>>>

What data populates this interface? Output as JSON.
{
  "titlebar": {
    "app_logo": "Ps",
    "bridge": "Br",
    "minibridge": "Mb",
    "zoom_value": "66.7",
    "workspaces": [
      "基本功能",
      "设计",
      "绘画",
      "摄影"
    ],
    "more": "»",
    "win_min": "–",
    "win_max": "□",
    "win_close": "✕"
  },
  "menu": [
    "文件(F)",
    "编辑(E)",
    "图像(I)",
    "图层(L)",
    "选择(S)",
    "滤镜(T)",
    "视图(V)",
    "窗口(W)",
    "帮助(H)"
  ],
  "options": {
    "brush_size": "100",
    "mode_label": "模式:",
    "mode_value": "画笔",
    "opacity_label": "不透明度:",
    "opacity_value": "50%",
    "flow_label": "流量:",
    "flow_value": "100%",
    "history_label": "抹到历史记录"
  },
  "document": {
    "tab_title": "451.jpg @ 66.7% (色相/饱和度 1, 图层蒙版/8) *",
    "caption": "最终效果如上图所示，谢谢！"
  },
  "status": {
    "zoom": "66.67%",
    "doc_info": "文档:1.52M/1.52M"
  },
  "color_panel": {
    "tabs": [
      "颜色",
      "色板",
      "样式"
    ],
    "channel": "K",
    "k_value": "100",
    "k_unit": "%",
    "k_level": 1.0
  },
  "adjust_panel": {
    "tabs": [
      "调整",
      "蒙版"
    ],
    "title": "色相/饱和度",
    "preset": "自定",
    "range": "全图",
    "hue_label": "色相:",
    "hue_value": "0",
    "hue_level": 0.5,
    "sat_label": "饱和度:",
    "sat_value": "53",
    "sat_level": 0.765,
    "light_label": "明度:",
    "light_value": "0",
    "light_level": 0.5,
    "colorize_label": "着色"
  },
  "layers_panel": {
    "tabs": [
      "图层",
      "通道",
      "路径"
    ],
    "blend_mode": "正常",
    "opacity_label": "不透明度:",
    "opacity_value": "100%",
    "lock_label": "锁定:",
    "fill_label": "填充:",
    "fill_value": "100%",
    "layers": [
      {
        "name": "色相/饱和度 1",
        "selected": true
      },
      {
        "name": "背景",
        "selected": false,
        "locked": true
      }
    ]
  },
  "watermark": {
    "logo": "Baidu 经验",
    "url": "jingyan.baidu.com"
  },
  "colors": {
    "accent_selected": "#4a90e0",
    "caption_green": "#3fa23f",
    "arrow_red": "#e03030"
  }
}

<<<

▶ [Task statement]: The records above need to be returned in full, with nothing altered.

▶ [Task result]:
What data populates this interface? Output as JSON.
{
  "titlebar": {
    "app_logo": "Ps",
    "bridge": "Br",
    "minibridge": "Mb",
    "zoom_value": "66.7",
    "workspaces": [
      "基本功能",
      "设计",
      "绘画",
      "摄影"
    ],
    "more": "»",
    "win_min": "–",
    "win_max": "□",
    "win_close": "✕"
  },
  "menu": [
    "文件(F)",
    "编辑(E)",
    "图像(I)",
    "图层(L)",
    "选择(S)",
    "滤镜(T)",
    "视图(V)",
    "窗口(W)",
    "帮助(H)"
  ],
  "options": {
    "brush_size": "100",
    "mode_label": "模式:",
    "mode_value": "画笔",
    "opacity_label": "不透明度:",
    "opacity_value": "50%",
    "flow_label": "流量:",
    "flow_value": "100%",
    "history_label": "抹到历史记录"
  },
  "document": {
    "tab_title": "451.jpg @ 66.7% (色相/饱和度 1, 图层蒙版/8) *",
    "caption": "最终效果如上图所示，谢谢！"
  },
  "status": {
    "zoom": "66.67%",
    "doc_info": "文档:1.52M/1.52M"
  },
  "color_panel": {
    "tabs": [
      "颜色",
      "色板",
      "样式"
    ],
    "channel": "K",
    "k_value": "100",
    "k_unit": "%",
    "k_level": 1.0
  },
  "adjust_panel": {
    "tabs": [
      "调整",
      "蒙版"
    ],
    "title": "色相/饱和度",
    "preset": "自定",
    "range": "全图",
    "hue_label": "色相:",
    "hue_value": "0",
    "hue_level": 0.5,
    "sat_label": "饱和度:",
    "sat_value": "53",
    "sat_level": 0.765,
    "light_label": "明度:",
    "light_value": "0",
    "light_level": 0.5,
    "colorize_label": "着色"
  },
  "layers_panel": {
    "tabs": [
      "图层",
      "通道",
      "路径"
    ],
    "blend_mode": "正常",
    "opacity_label": "不透明度:",
    "opacity_value": "100%",
    "lock_label": "锁定:",
    "fill_label": "填充:",
    "fill_value": "100%",
    "layers": [
      {
        "name": "色相/饱和度 1",
        "selected": true
      },
      {
        "name": "背景",
        "selected": false,
        "locked": true
      }
    ]
  },
  "watermark": {
    "logo": "Baidu 经验",
    "url": "jingyan.baidu.com"
  },
  "colors": {
    "accent_selected": "#4a90e0",
    "caption_green": "#3fa23f",
    "arrow_red": "#e03030"
  }
}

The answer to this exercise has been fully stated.